## [What to do]
Check each line of the listing for the word "screenshot" and report how many lines contain it, giving nothing but the number.

Content starts

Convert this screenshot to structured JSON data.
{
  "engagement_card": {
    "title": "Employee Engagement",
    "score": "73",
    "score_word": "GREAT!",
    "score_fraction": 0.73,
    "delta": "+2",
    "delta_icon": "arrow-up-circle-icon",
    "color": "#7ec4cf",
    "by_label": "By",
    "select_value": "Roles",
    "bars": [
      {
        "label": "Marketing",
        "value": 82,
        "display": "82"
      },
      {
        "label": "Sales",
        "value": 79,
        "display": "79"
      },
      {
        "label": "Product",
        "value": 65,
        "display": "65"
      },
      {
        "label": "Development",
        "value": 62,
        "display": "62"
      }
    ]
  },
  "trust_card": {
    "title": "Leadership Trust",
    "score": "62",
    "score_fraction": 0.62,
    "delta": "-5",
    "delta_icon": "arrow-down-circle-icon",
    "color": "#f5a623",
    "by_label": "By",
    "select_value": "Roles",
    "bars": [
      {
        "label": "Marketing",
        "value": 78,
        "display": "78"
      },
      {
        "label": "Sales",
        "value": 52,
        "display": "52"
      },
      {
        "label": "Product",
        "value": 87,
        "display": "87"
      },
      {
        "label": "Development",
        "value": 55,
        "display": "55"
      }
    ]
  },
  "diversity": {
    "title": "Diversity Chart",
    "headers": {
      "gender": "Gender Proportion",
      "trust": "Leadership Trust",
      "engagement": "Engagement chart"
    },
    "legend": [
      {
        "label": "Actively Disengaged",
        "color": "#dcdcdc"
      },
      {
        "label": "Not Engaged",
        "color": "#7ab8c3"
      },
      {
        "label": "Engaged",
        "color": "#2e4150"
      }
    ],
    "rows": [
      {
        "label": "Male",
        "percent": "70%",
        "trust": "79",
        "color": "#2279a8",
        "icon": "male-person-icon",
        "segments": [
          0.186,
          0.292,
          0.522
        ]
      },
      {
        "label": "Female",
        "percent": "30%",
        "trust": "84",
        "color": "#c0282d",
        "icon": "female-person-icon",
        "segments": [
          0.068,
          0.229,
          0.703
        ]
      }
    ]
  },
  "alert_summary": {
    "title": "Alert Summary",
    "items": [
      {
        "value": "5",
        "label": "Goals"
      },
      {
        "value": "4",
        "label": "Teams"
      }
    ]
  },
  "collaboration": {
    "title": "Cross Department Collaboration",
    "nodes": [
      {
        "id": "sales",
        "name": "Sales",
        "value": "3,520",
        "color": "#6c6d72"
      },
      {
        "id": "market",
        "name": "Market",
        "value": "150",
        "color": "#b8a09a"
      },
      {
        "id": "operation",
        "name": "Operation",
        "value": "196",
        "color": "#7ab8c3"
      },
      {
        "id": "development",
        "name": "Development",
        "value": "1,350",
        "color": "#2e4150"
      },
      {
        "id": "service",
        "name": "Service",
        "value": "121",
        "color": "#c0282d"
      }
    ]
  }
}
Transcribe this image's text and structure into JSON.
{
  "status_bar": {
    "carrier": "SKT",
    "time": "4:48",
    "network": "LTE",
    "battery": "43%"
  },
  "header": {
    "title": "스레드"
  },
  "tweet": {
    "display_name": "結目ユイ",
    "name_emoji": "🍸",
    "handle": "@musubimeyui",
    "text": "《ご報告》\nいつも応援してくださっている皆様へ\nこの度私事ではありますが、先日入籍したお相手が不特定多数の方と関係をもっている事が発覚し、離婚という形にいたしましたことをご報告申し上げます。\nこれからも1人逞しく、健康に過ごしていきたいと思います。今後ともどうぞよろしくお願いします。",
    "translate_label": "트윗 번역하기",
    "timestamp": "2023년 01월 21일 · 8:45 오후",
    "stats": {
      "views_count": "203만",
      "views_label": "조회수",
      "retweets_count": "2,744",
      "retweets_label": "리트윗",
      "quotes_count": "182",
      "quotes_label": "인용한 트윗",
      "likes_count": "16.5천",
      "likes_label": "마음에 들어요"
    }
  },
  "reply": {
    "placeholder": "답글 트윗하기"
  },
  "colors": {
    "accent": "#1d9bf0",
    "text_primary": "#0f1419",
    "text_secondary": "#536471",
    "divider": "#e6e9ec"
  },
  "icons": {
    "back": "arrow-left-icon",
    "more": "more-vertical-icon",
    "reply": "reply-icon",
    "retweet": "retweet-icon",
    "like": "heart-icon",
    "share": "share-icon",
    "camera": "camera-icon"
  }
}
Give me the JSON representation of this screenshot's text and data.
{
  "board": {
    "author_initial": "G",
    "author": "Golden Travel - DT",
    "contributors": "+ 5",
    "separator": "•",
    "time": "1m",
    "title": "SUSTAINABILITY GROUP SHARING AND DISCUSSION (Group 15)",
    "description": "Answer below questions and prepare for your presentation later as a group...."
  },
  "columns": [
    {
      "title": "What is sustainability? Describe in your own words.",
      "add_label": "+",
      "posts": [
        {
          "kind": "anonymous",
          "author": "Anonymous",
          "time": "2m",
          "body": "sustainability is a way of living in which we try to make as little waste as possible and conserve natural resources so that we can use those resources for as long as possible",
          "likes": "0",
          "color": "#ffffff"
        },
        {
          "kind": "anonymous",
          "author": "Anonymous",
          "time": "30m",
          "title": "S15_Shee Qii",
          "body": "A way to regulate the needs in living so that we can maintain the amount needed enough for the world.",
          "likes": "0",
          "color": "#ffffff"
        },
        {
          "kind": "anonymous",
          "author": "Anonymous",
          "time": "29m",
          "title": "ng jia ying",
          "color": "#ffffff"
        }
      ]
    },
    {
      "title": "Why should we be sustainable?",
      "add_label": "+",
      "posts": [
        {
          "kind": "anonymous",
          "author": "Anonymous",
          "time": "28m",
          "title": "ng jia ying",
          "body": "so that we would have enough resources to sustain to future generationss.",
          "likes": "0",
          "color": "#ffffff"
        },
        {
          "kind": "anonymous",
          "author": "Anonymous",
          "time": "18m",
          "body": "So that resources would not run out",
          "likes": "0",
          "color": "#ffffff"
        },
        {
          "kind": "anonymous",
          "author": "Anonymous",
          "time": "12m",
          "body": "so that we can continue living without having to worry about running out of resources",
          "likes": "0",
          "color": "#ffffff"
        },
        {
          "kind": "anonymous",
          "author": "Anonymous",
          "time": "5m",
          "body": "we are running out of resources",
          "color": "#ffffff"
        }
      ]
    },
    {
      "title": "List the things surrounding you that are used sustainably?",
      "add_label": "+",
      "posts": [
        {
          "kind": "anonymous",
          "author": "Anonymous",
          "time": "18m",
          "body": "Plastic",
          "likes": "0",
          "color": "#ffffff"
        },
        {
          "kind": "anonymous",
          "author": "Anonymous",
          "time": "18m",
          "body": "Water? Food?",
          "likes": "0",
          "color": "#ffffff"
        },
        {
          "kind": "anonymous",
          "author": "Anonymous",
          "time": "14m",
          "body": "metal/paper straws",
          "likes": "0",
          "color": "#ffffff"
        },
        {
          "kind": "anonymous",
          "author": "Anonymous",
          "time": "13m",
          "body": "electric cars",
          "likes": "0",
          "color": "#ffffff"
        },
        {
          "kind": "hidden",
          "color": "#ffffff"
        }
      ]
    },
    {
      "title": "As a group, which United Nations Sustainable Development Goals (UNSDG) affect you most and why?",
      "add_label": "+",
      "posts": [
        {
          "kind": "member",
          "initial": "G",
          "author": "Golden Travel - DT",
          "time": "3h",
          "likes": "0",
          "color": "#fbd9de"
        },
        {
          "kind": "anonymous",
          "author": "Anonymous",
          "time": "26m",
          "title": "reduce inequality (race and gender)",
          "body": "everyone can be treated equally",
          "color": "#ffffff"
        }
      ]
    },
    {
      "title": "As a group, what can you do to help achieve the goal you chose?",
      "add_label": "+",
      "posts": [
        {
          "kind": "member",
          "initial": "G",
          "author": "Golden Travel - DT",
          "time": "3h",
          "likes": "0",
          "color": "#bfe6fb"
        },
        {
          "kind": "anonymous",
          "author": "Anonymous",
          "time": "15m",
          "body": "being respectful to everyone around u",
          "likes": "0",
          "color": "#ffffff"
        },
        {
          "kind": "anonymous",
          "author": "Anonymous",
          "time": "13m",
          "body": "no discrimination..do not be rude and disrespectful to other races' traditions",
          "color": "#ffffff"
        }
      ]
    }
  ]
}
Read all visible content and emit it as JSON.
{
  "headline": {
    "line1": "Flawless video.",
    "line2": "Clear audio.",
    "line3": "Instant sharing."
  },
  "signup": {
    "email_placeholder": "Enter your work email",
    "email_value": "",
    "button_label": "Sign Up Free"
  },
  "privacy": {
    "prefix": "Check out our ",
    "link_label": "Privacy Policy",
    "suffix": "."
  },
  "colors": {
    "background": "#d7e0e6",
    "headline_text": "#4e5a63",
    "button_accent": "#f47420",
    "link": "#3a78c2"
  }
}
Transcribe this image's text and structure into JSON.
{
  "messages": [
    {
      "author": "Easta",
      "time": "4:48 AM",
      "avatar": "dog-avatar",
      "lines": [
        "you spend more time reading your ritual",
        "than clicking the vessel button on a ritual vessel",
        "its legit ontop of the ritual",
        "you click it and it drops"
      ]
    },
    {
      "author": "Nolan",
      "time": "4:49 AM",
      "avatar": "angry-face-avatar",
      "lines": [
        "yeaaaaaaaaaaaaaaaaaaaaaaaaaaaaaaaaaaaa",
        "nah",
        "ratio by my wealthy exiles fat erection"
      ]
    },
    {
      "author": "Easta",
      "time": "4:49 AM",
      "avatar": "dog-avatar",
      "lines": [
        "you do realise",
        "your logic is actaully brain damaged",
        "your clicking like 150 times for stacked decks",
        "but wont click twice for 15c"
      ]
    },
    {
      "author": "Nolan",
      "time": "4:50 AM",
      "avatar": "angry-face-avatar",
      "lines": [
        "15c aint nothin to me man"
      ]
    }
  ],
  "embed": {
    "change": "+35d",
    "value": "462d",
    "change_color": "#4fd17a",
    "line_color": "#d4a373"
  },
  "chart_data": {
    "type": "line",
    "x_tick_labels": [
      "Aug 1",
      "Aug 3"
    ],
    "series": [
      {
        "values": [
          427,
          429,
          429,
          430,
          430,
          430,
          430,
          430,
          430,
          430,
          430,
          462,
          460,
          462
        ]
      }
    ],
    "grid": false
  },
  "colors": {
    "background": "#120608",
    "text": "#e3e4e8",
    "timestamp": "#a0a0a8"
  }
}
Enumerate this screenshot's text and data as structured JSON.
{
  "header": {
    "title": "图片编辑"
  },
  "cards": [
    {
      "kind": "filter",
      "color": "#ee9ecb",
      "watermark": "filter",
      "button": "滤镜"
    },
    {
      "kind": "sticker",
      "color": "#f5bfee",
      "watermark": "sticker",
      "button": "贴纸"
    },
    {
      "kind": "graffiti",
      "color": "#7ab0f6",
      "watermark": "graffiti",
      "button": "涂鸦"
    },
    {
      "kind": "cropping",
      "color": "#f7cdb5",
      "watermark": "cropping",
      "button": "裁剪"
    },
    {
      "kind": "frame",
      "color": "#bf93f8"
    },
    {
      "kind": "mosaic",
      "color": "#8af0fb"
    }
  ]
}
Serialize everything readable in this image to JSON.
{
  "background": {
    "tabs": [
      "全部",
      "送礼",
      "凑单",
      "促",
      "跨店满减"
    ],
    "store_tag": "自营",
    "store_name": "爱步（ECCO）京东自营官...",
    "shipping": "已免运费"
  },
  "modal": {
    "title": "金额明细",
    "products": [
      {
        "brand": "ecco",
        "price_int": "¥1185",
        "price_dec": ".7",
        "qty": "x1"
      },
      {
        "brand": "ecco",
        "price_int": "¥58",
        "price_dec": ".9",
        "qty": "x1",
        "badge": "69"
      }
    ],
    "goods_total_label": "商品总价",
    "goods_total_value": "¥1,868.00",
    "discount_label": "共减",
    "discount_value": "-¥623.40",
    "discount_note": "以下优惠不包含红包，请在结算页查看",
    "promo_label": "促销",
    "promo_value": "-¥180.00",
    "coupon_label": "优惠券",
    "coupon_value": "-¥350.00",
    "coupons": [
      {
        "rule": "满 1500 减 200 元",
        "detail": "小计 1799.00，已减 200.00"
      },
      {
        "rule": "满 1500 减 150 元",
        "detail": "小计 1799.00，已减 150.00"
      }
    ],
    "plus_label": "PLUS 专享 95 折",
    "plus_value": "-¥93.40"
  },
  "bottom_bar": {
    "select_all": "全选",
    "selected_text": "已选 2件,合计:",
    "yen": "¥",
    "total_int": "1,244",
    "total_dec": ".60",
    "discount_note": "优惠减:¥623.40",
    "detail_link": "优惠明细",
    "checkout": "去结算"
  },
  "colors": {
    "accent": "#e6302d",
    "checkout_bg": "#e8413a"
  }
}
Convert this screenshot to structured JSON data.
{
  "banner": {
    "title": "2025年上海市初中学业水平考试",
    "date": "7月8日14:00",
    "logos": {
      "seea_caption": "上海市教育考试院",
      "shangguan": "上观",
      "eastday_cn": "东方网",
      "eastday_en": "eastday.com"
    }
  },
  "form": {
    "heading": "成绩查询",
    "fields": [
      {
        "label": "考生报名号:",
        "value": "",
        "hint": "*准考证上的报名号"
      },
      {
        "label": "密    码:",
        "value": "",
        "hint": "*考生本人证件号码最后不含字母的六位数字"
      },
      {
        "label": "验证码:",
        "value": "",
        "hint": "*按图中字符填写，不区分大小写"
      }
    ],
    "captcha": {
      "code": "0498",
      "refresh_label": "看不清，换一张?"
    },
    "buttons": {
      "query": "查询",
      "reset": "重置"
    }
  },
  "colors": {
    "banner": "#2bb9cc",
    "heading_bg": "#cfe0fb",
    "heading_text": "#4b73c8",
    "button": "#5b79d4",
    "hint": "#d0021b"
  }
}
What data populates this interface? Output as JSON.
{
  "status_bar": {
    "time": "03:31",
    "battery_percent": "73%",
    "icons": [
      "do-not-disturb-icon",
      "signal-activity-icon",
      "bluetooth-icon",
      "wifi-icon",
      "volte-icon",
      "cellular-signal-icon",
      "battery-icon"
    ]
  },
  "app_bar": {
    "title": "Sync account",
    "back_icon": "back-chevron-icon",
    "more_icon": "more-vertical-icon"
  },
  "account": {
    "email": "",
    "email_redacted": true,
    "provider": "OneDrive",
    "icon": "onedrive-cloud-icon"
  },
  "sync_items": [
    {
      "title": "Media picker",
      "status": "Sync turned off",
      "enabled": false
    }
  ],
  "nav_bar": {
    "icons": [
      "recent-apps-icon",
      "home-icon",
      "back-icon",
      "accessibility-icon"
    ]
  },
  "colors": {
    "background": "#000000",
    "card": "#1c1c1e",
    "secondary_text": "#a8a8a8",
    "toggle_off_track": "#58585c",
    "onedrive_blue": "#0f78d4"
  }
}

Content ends

## [Solution to this task]
4